- _WORK ITEM_: Retype each line below precisely.

- _DATA FOR REVIEW_:
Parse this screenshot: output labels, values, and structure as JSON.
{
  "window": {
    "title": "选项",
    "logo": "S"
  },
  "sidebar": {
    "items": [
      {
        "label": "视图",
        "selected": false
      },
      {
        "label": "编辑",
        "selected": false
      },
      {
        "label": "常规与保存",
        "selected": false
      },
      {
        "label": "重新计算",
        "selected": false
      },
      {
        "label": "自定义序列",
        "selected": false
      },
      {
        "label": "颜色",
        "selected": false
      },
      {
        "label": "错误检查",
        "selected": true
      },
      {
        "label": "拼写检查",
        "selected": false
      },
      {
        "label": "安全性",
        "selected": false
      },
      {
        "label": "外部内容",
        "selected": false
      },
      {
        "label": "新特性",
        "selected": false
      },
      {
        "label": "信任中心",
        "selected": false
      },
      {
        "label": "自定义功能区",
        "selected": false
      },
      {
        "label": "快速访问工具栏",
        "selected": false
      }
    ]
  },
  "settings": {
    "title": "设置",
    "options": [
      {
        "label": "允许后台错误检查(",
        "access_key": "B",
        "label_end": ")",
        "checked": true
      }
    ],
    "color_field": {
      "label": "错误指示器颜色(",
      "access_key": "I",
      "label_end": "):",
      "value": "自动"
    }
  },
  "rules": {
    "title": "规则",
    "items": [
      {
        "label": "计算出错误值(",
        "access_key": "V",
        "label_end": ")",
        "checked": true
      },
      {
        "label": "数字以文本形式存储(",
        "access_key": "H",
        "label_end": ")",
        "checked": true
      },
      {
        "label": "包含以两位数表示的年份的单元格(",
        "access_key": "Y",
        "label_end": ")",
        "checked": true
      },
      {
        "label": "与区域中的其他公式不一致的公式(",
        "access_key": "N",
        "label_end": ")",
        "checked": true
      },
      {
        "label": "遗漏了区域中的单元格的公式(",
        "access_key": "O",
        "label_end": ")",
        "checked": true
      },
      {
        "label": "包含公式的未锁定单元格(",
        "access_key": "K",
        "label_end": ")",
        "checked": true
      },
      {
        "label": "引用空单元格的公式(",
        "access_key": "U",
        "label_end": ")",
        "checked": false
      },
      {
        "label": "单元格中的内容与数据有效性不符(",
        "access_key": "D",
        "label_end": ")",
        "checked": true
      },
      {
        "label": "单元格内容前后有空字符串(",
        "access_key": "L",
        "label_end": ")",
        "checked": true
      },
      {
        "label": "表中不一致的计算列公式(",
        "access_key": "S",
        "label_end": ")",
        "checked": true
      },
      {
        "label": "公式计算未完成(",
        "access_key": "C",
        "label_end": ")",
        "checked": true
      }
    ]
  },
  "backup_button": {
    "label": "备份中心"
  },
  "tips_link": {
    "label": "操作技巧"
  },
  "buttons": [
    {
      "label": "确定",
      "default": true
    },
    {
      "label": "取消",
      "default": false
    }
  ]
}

- _RESPONSE_:
Parse this screenshot: output labels, values, and structure as JSON.
{
  "window": {
    "title": "选项",
    "logo": "S"
  },
  "sidebar": {
    "items": [
      {
        "label": "视图",
        "selected": false
      },
      {
        "label": "编辑",
        "selected": false
      },
      {
        "label": "常规与保存",
        "selected": false
      },
      {
        "label": "重新计算",
        "selected": false
      },
      {
        "label": "自定义序列",
        "selected": false
      },
      {
        "label": "颜色",
        "selected": false
      },
      {
        "label": "错误检查",
        "selected": true
      },
      {
        "label": "拼写检查",
        "selected": false
      },
      {
        "label": "安全性",
        "selected": false
      },
      {
        "label": "外部内容",
        "selected": false
      },
      {
        "label": "新特性",
        "selected": false
      },
      {
        "label": "信任中心",
        "selected": false
      },
      {
        "label": "自定义功能区",
        "selected": false
      },
      {
        "label": "快速访问工具栏",
        "selected": false
      }
    ]
  },
  "settings": {
    "title": "设置",
    "options": [
      {
        "label": "允许后台错误检查(",
        "access_key": "B",
        "label_end": ")",
        "checked": true
      }
    ],
    "color_field": {
      "label": "错误指示器颜色(",
      "access_key": "I",
      "label_end": "):",
      "value": "自动"
    }
  },
  "rules": {
    "title": "规则",
    "items": [
      {
        "label": "计算出错误值(",
        "access_key": "V",
        "label_end": ")",
        "checked": true
      },
      {
        "label": "数字以文本形式存储(",
        "access_key": "H",
        "label_end": ")",
        "checked": true
      },
      {
        "label": "包含以两位数表示的年份的单元格(",
        "access_key": "Y",
        "label_end": ")",
        "checked": true
      },
      {
        "label": "与区域中的其他公式不一致的公式(",
        "access_key": "N",
        "label_end": ")",
        "checked": true
      },
      {
        "label": "遗漏了区域中的单元格的公式(",
        "access_key": "O",
        "label_end": ")",
        "checked": true
      },
      {
        "label": "包含公式的未锁定单元格(",
        "access_key": "K",
        "label_end": ")",
        "checked": true
      },
      {
        "label": "引用空单元格的公式(",
        "access_key": "U",
        "label_end": ")",
        "checked": false
      },
      {
        "label": "单元格中的内容与数据有效性不符(",
        "access_key": "D",
        "label_end": ")",
        "checked": true
      },
      {
        "label": "单元格内容前后有空字符串(",
        "access_key": "L",
        "label_end": ")",
        "checked": true
      },
      {
        "label": "表中不一致的计算列公式(",
        "access_key": "S",
        "label_end": ")",
        "checked": true
      },
      {
        "label": "公式计算未完成(",
        "access_key": "C",
        "label_end": ")",
        "checked": true
      }
    ]
  },
  "backup_button": {
    "label": "备份中心"
  },
  "tips_link": {
    "label": "操作技巧"
  },
  "buttons": [
    {
      "label": "确定",
      "default": true
    },
    {
      "label": "取消",
      "default": false
    }
  ]
}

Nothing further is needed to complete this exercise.